They were not ordinary graduates. Not only was there a dearth of mortar boards and gowns among the 34 individuals clustered on the stage of the vocational high school in this Boston suburb. But the "graduates" already held teaching degrees and had taught in public schools around the state. They shared one other characteristic: They all had lost teaching jobs as a result of a statewide tax-slashing measure.
Now, however, they are being given a new career opportunity under a unique program that retrains former teachers as computer programmers. Already, the program is being eyed for duplication in other states.
The federally-funded project is sponsored by the Massachusetts Teachers Association (MTA), the state Department of Occupational Education, and the Massachusetts High Tech Council. Its goal is not only to retrain teachers but also to help fill the wide employment gap at many of the flourishing computer companies in the greater Boston area.
The program may be coming just in time. The MTA currently estimates that for the coming school year 10,000 to 12,000 teachers statewide will be laid off, largely as a result of the voter-enacted Proposition 2 1/2. The project currently is the only of its kind. And unlike similar training courses offered by computer manufacturers -- all at significant cost to the trainee -- it is free to participants.

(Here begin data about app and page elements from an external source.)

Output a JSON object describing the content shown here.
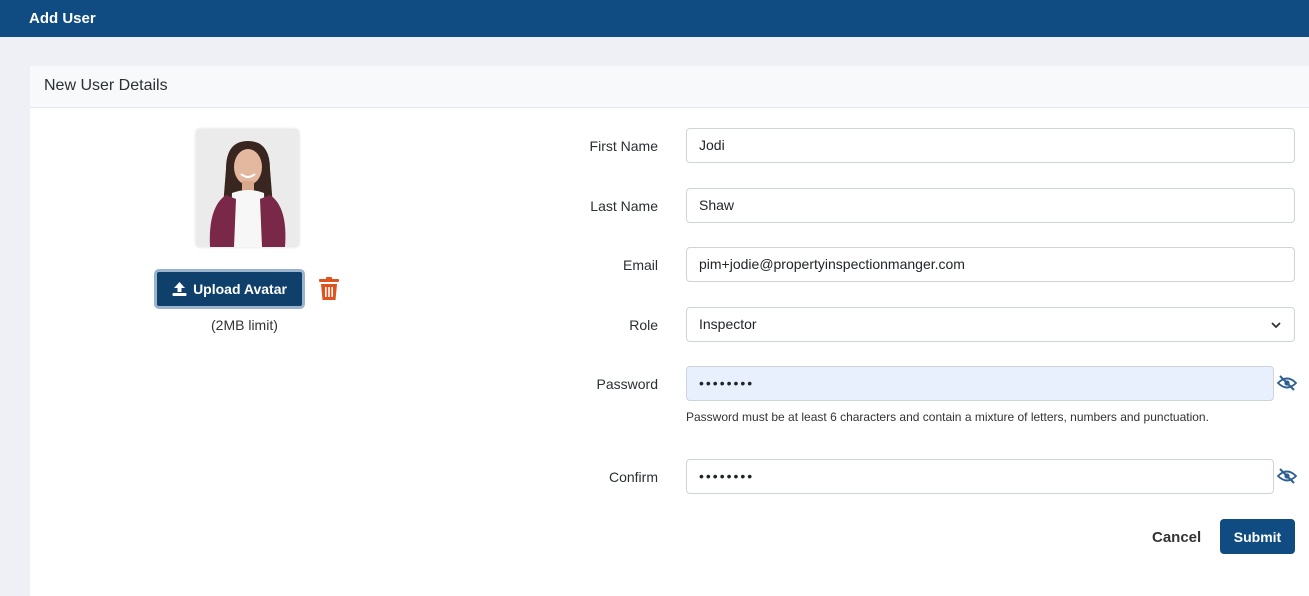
{
  "app": {
    "title": "Add User"
  },
  "card": {
    "header": "New User Details"
  },
  "avatar": {
    "upload_label": "Upload Avatar",
    "limit_text": "(2MB limit)"
  },
  "form": {
    "first_name": {
      "label": "First Name",
      "value": "Jodi"
    },
    "last_name": {
      "label": "Last Name",
      "value": "Shaw"
    },
    "email": {
      "label": "Email",
      "value": "pim+jodie@propertyinspectionmanger.com"
    },
    "role": {
      "label": "Role",
      "value": "Inspector"
    },
    "password": {
      "label": "Password",
      "value": "••••••••",
      "hint": "Password must be at least 6 characters and contain a mixture of letters, numbers and punctuation."
    },
    "confirm": {
      "label": "Confirm",
      "value": "••••••••"
    }
  },
  "actions": {
    "cancel_label": "Cancel",
    "submit_label": "Submit"
  },
  "colors": {
    "brand": "#104c82",
    "danger": "#e0531f",
    "autofill": "#e8f0fe"
  },
  "icons": {
    "upload": "upload-icon",
    "trash": "trash-icon",
    "chevron": "chevron-down-icon",
    "eye": "eye-slash-icon"
  }
}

It is also not yet a year old -- having graduated its first class last December and the second group this June. But pending review, the program is due to be replicated at four other sites in Massachusetts as early as July. The new projects are slated to open to all personnel affected by state budget cuts. Currently there is a waiting list of 400 applicants for the Framingham project alone.
The course, which requires an initial aptitude test to determine eligibility, lasts 23 weeks. A typical day is divided into approximately three hours of lecture and three hours of lab time at the terminal. Three textbooks are used and 17 terminals are available to the students.
Instructor Jim Wisdom, a former teacher in the Cambridge, Mass., school system, is enthusiastic about the program. "These are thinking people," he says , adding that the competition for the program is high and the teachers' "motivation factor" correspondingly good.
Former math teacher and program participant Joanne Skowronski agrees."I'll miss teaching," she says but adds, "I'm glad to be out of it. I feel much more challenged as a computer programmer than as a teacher."
Not everyone need be a former math or science teacher to succeed at the program. According to State Education Commissioner Gregory R. Anrig, the elementary-school teachers scored the highest on the aptitude test.
Steve Hedrick taught eigth-grade social studies for two years in Wellesley before he was laid off. He interviewed for a new position for nearly eight months before being accepted into the training program in January. Echoing the sentiments of many of his classmates, Steve is glad to at last "have control over my future," and "would start work tomorrow."
When questioned as to the ease of securing employment with his newly acquired profession, he says, "If you can't find a job here, you can't find one anywhere."
So far the program has a good track record for placing its "graduates." All the members of the first class found jobs in the area within a few months of graduation. Their new salaries averaged from $18,000 to $20,000 -- several thousand dollars more than what many of them previously earned.
About half of the first class found their jobs with companies such as PRIME Computer, Wang Industries, and DATA Incorporated. The rest located with regular business firms.
According to Paul Bento, counselor and workshop coordinator for the project, the best opportunity for job placement will be in regular business firms. This is because the teachers are trained to be entry-level programmers, a position more readily employable by such companies than by computer manufacturers. Moreover, the computer "language" taught in the program is COBOL (computer business oriented language), which is most often used by business.
There is a momentary lull in the computer job market. But most agree with Brenda Keene of DATA Institute that overall, the job outlook is "fabulous." William Lewis of Wang Industries, a computer company that currently is reviewing 12 of the project's participants, says that the two people hired from the December graduating class, "worked out fantastic ."